Every line of the following records that includes "image" should be copied.

[Element data from apps and pages]

* * * * *

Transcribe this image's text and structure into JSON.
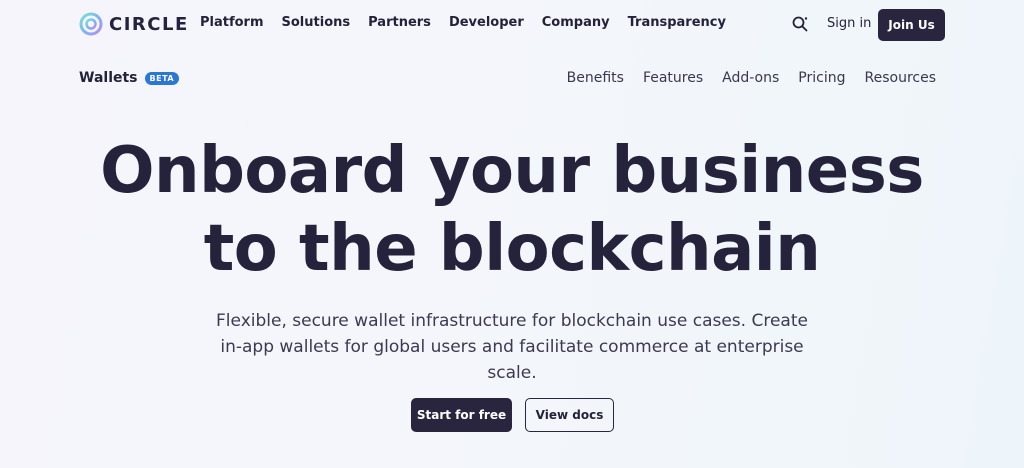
{
  "brand": {
    "name": "CIRCLE"
  },
  "main_nav": {
    "items": [
      {
        "label": "Platform"
      },
      {
        "label": "Solutions"
      },
      {
        "label": "Partners"
      },
      {
        "label": "Developer"
      },
      {
        "label": "Company"
      },
      {
        "label": "Transparency"
      }
    ]
  },
  "header_actions": {
    "search_icon": "search-icon",
    "signin_label": "Sign in",
    "join_label": "Join Us"
  },
  "product_bar": {
    "name": "Wallets",
    "badge": "BETA",
    "links": [
      {
        "label": "Benefits"
      },
      {
        "label": "Features"
      },
      {
        "label": "Add-ons"
      },
      {
        "label": "Pricing"
      },
      {
        "label": "Resources"
      }
    ]
  },
  "hero": {
    "title_line1": "Onboard your business",
    "title_line2": "to the blockchain",
    "subtitle": "Flexible, secure wallet infrastructure for blockchain use cases. Create in-app wallets for global users and facilitate commerce at enterprise scale.",
    "primary_cta": "Start for free",
    "secondary_cta": "View docs"
  },
  "colors": {
    "dark": "#29253f",
    "beta_badge": "#2b77d4"
  }
}
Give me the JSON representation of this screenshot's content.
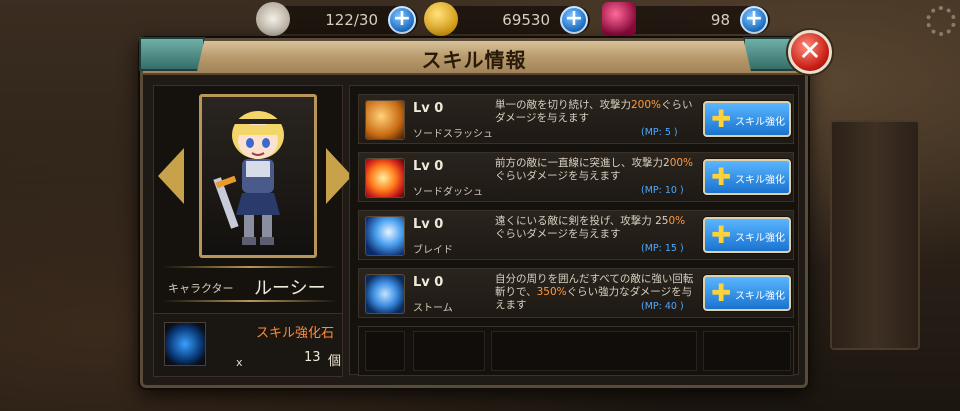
{
  "resources": {
    "stamina": {
      "value": "122/30",
      "icon": "wing-icon"
    },
    "gold": {
      "value": "69530",
      "icon": "gold-coin-icon"
    },
    "gems": {
      "value": "98",
      "icon": "ruby-gem-icon"
    },
    "plus_label": "+"
  },
  "window": {
    "title": "スキル情報",
    "close_label": "✕"
  },
  "character": {
    "label": "キャラクター",
    "name": "ルーシー"
  },
  "stone": {
    "label": "スキル強化石",
    "x": "x",
    "count": "13",
    "unit": "個"
  },
  "skills": [
    {
      "lv": "Lv 0",
      "name": "ソードスラッシュ",
      "desc_pre": "単一の敵を切り続け、攻撃力",
      "desc_hl": "200%",
      "desc_post": "ぐらいダメージを与えます",
      "mp": "(MP:  5 )",
      "button": "スキル強化",
      "icon": "sword-slash-icon"
    },
    {
      "lv": "Lv 0",
      "name": "ソードダッシュ",
      "desc_pre": "前方の敵に一直線に突進し、攻撃力2",
      "desc_hl": "00%",
      "desc_post": "ぐらいダメージを与えます",
      "mp": "(MP: 10 )",
      "button": "スキル強化",
      "icon": "sword-dash-icon"
    },
    {
      "lv": "Lv 0",
      "name": "ブレイド",
      "desc_pre": "遠くにいる敵に剣を投げ、攻撃力 25",
      "desc_hl": "0%",
      "desc_post": "ぐらいダメージを与えます",
      "mp": "(MP: 15 )",
      "button": "スキル強化",
      "icon": "blade-throw-icon"
    },
    {
      "lv": "Lv 0",
      "name": "ストーム",
      "desc_pre": "自分の周りを囲んだすべての敵に強い回転斬りで、",
      "desc_hl": "350%",
      "desc_post": "ぐらい強力なダメージを与えます",
      "mp": "(MP: 40 )",
      "button": "スキル強化",
      "icon": "storm-spin-icon"
    }
  ]
}
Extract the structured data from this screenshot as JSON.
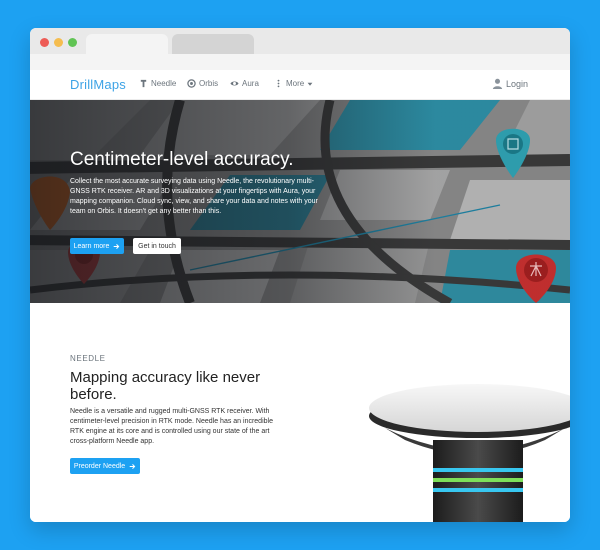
{
  "nav": {
    "brand": "DrillMaps",
    "items": [
      {
        "label": "Needle",
        "icon": "needle-icon"
      },
      {
        "label": "Orbis",
        "icon": "orbis-icon"
      },
      {
        "label": "Aura",
        "icon": "eye-icon"
      },
      {
        "label": "More",
        "icon": "more-vertical-icon"
      }
    ],
    "login": "Login"
  },
  "hero": {
    "title": "Centimeter-level accuracy.",
    "text": "Collect the most accurate surveying data using Needle, the revolutionary multi-GNSS RTK receiver. AR and 3D visualizations at your fingertips with Aura, your mapping companion. Cloud sync, view, and share your data and notes with your team on Orbis. It doesn't get any better than this.",
    "primary_button": "Learn more",
    "secondary_button": "Get in touch"
  },
  "needle": {
    "eyebrow": "NEEDLE",
    "title": "Mapping accuracy like never before.",
    "text": "Needle is a versatile and rugged multi-GNSS RTK receiver. With centimeter-level precision in RTK mode. Needle has an incredible RTK engine at its core and is controlled using our state of the art cross-platform Needle app.",
    "button": "Preorder Needle"
  },
  "colors": {
    "background": "#1da1f2",
    "accent": "#1da1f2",
    "brand": "#3da3e6",
    "pin_teal": "#2fa3b4",
    "pin_red": "#c8302f",
    "pin_orange": "#d5661f"
  }
}
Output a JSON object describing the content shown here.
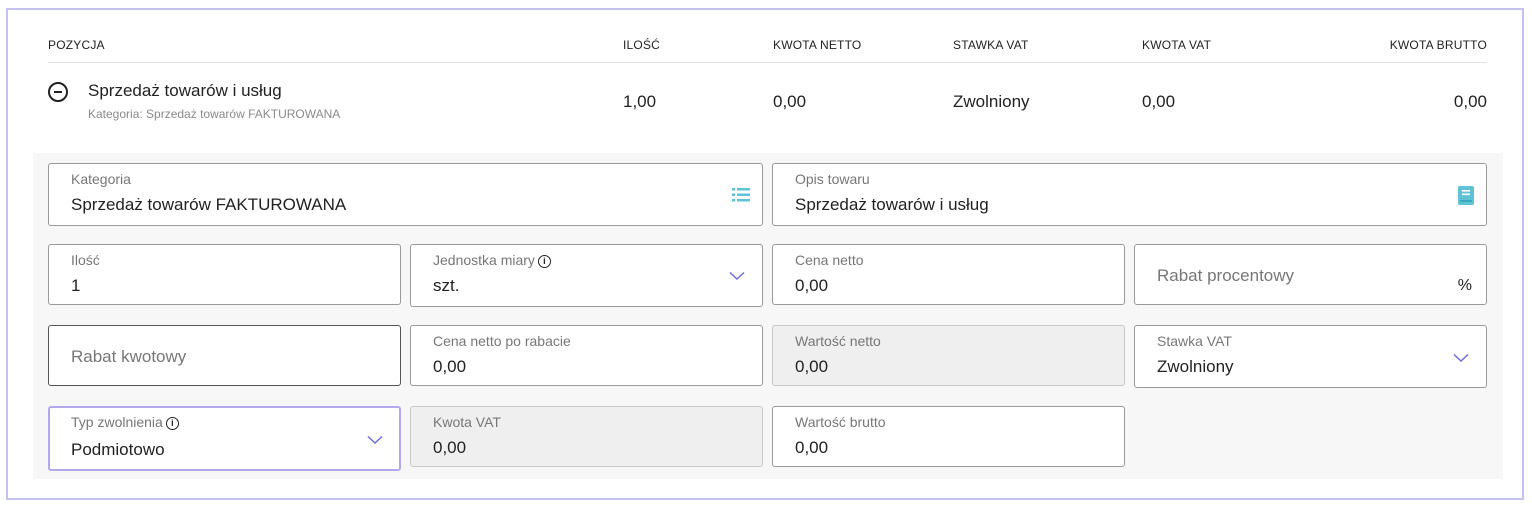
{
  "table": {
    "headers": {
      "position": "POZYCJA",
      "qty": "ILOŚĆ",
      "net": "KWOTA NETTO",
      "vat_rate": "STAWKA VAT",
      "vat_amount": "KWOTA VAT",
      "gross": "KWOTA BRUTTO"
    },
    "row": {
      "name": "Sprzedaż towarów i usług",
      "category_line": "Kategoria: Sprzedaż towarów FAKTUROWANA",
      "qty": "1,00",
      "net": "0,00",
      "vat_rate": "Zwolniony",
      "vat_amount": "0,00",
      "gross": "0,00"
    }
  },
  "form": {
    "category": {
      "label": "Kategoria",
      "value": "Sprzedaż towarów FAKTUROWANA",
      "icon": "list-icon"
    },
    "description": {
      "label": "Opis towaru",
      "value": "Sprzedaż towarów i usług",
      "icon": "book-icon"
    },
    "quantity": {
      "label": "Ilość",
      "value": "1"
    },
    "unit": {
      "label": "Jednostka miary",
      "value": "szt.",
      "info": "i"
    },
    "net_price": {
      "label": "Cena netto",
      "value": "0,00"
    },
    "discount_percent": {
      "placeholder": "Rabat procentowy",
      "suffix": "%"
    },
    "discount_amount": {
      "placeholder": "Rabat kwotowy"
    },
    "net_after_discount": {
      "label": "Cena netto po rabacie",
      "value": "0,00"
    },
    "net_value": {
      "label": "Wartość netto",
      "value": "0,00"
    },
    "vat_rate": {
      "label": "Stawka VAT",
      "value": "Zwolniony"
    },
    "exemption_type": {
      "label": "Typ zwolnienia",
      "value": "Podmiotowo",
      "info": "i"
    },
    "vat_amount": {
      "label": "Kwota VAT",
      "value": "0,00"
    },
    "gross_value": {
      "label": "Wartość brutto",
      "value": "0,00"
    }
  },
  "colors": {
    "accent_border": "#c6c2f0",
    "focus_border": "#b3a8ee",
    "icon_teal": "#5ec3d6",
    "chevron": "#6f6ad8"
  }
}
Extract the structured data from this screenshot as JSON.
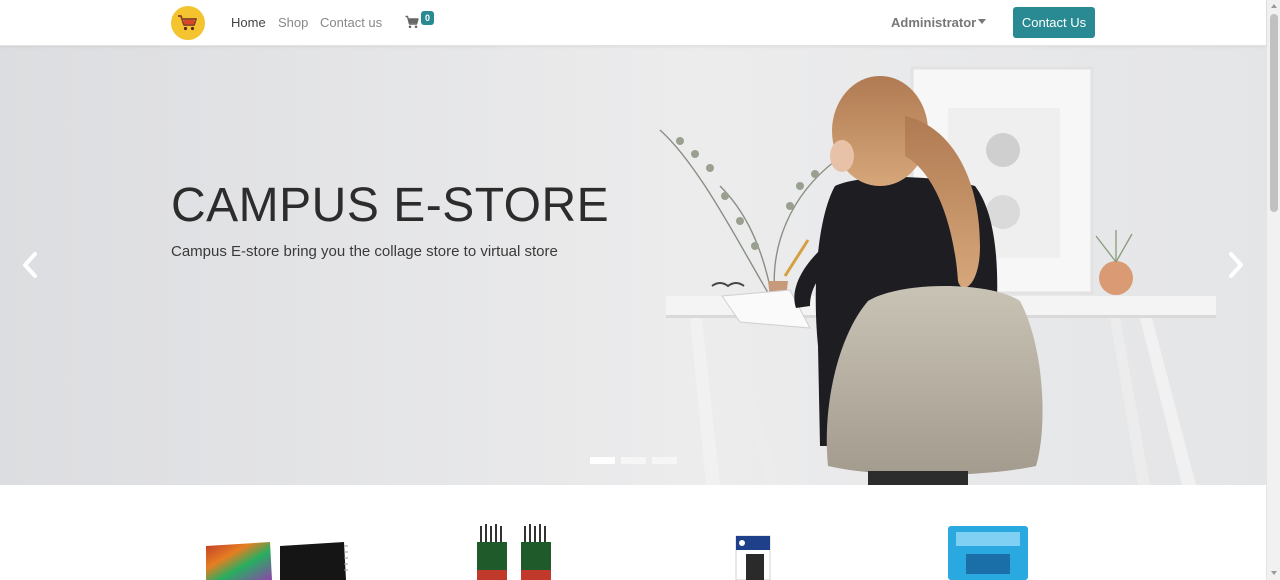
{
  "navbar": {
    "logo_icon": "shopping-cart-logo-icon",
    "links": [
      {
        "label": "Home",
        "active": true
      },
      {
        "label": "Shop",
        "active": false
      },
      {
        "label": "Contact us",
        "active": false
      }
    ],
    "cart_icon": "cart-icon",
    "cart_count": "0",
    "user_menu_label": "Administrator",
    "contact_button_label": "Contact Us",
    "accent_color": "#2a8a93"
  },
  "hero": {
    "title": "CAMPUS E-STORE",
    "subtitle": "Campus E-store bring you the collage store to virtual store",
    "prev_icon": "chevron-left-icon",
    "next_icon": "chevron-right-icon",
    "slide_count": 3,
    "active_slide": 1
  },
  "products": [
    {
      "icon": "notebook-product-image"
    },
    {
      "icon": "pencils-product-image"
    },
    {
      "icon": "pens-product-image"
    },
    {
      "icon": "stationery-pack-product-image"
    }
  ]
}
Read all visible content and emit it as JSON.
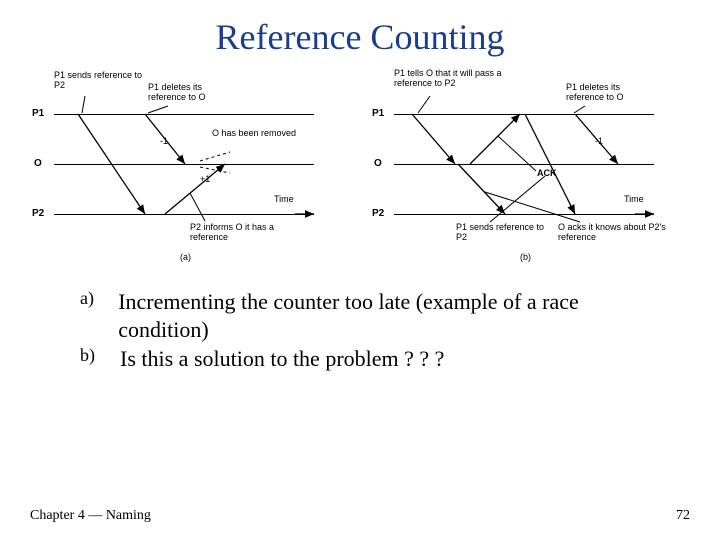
{
  "title": "Reference Counting",
  "diagram": {
    "a": {
      "actors": {
        "p1": "P1",
        "o": "O",
        "p2": "P2"
      },
      "cap1": "P1 sends reference to P2",
      "cap2": "P1 deletes its reference to O",
      "cap3": "O has been removed",
      "minus": "-1",
      "plus": "+1",
      "inform": "P2 informs O it has a reference",
      "time": "Time",
      "label": "(a)"
    },
    "b": {
      "actors": {
        "p1": "P1",
        "o": "O",
        "p2": "P2"
      },
      "cap1": "P1 tells O that it will pass a reference to P2",
      "cap2": "P1 deletes its reference to O",
      "minus": "-1",
      "ack": "ACK",
      "send": "P1 sends reference to P2",
      "oack": "O acks it knows about P2's reference",
      "time": "Time",
      "label": "(b)"
    }
  },
  "bullets": {
    "a_label": "a)",
    "a_text": "Incrementing the counter too late (example of a race condition)",
    "b_label": "b)",
    "b_text": "Is this a solution to the problem ? ? ?"
  },
  "footer": {
    "left": "Chapter 4 — Naming",
    "right": "72"
  }
}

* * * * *

• _Exercise result_
Transcribe this image's text and structure into JSON.
      "icon": "notebook-product-image"
      "icon": "pencils-product-image"
      "icon": "pens-product-image"
      "icon": "stationery-pack-product-image"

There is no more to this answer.